SoS Rice: "The 2nd is as important as the 1st."

MR. KING: What do you make, Madame Secretary, of violence as an answer? Well, we were born in violence, right? We had a --

SECRETARY RICE: Yes.

MR. KING: That fellow: "When in the course of human events."

SECRETARY RICE: Right, yes.

MR. KING: We have a Second Amendment. People can own guns.

SECRETARY RICE: Yes.

MR. KING: By the way, what do you think about gun control?

SECRETARY RICE: Well, Larry, I come out of a -- my own personal experiences in which in Birmingham, Alabama, my father and his friends defended our community in 1962 and 1963 against white nightriders by going to the head of the community, the head of the cul-de-sac, and sitting there armed. And so I'm very concerned about any abridgement of the Second Amendment. I'll tell you that I know that if Bull Connor had had lists of registered weapons, I don't think my father and his friends would have been sitting at the head of the community defending the community.
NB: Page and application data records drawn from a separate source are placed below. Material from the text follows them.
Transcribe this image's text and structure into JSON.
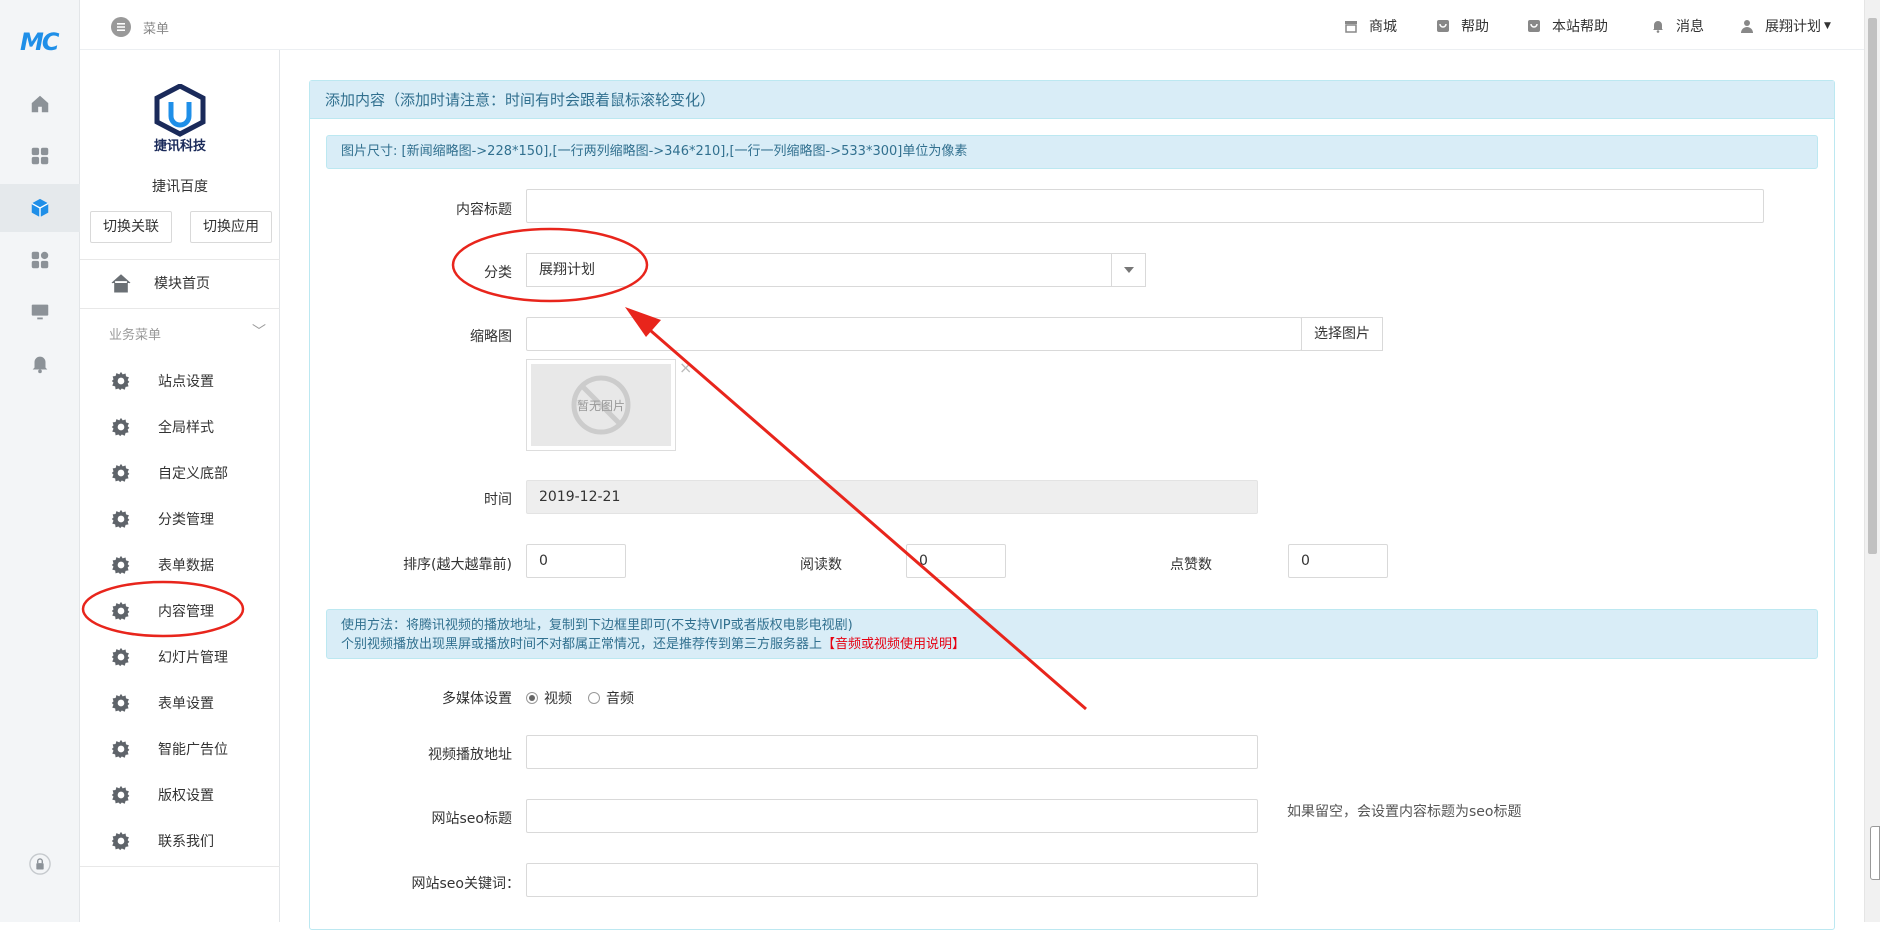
{
  "rail": {
    "logo": "MC",
    "items": [
      "home-icon",
      "apps-grid-icon",
      "cube-icon",
      "modules-icon",
      "monitor-icon",
      "bell-icon"
    ],
    "bottom": "lock-icon"
  },
  "sidebar": {
    "logo_text": "捷讯科技",
    "site_name": "捷讯百度",
    "switch_link": "切换关联",
    "switch_app": "切换应用",
    "home": "模块首页",
    "section": "业务菜单",
    "items": [
      "站点设置",
      "全局样式",
      "自定义底部",
      "分类管理",
      "表单数据",
      "内容管理",
      "幻灯片管理",
      "表单设置",
      "智能广告位",
      "版权设置",
      "联系我们"
    ]
  },
  "header": {
    "menu": "菜单",
    "links": {
      "shop": "商城",
      "help": "帮助",
      "site_help": "本站帮助",
      "messages": "消息",
      "user": "展翔计划"
    }
  },
  "panel": {
    "title": "添加内容（添加时请注意：时间有时会跟着鼠标滚轮变化）",
    "image_size_note": "图片尺寸: [新闻缩略图->228*150],[一行两列缩略图->346*210],[一行一列缩略图->533*300]单位为像素",
    "fields": {
      "title_label": "内容标题",
      "title_value": "",
      "category_label": "分类",
      "category_value": "展翔计划",
      "thumb_label": "缩略图",
      "thumb_value": "",
      "pick_image": "选择图片",
      "no_image": "暂无图片",
      "close": "×",
      "time_label": "时间",
      "time_value": "2019-12-21",
      "sort_label": "排序(越大越靠前)",
      "sort_value": "0",
      "reads_label": "阅读数",
      "reads_value": "0",
      "likes_label": "点赞数",
      "likes_value": "0"
    },
    "video_note_line1": "使用方法：将腾讯视频的播放地址，复制到下边框里即可(不支持VIP或者版权电影电视剧)",
    "video_note_line2": "个别视频播放出现黑屏或播放时间不对都属正常情况，还是推荐传到第三方服务器上",
    "video_note_link": "【音频或视频使用说明】",
    "media": {
      "label": "多媒体设置",
      "video": "视频",
      "audio": "音频",
      "video_url_label": "视频播放地址",
      "seo_title_label": "网站seo标题",
      "seo_title_hint": "如果留空，会设置内容标题为seo标题",
      "seo_keywords_label": "网站seo关键词："
    }
  },
  "colors": {
    "accent": "#1f8fe8",
    "info_bg": "#d9edf7",
    "info_text": "#31708f",
    "annotation": "#e8251c"
  }
}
MR. KING: So you would not change the Second Amendment? You would not --

SECRETARY RICE: I also don't think we get to pick and choose in the Constitution. The Second Amendment is as important as the First Amendment of the --

MR. KING: But doesn't having the guns, while it's protection, also leads to people killing people?

SECRETARY RICE: Well, obviously, the sources of violence are many and we need to get at the sources of violence. Obviously, I'm very much in favor of things like background checks and, you know, and controlling at gun shows. And there are lots of things we can do. But we have to be very careful when we start abridging rights that our Founding Fathers thought very important. And on this one, I think that they understood that there might be circumstances that people like my father experienced in Birmingham, Alabama, when, in fact, the police weren't going to protect you.

MR. KING: Did you see him take the guns?

SECRETARY RICE: Oh, absolutely. Every night, he and his friends kind of organized a little brigade.

MR. KING: How old were you?

SECRETARY RICE: I was eight -- eight years old.

MR. KING: You remember that?

SECRETARY RICE: I remember it very, very well.

FULL TRANSCRIPT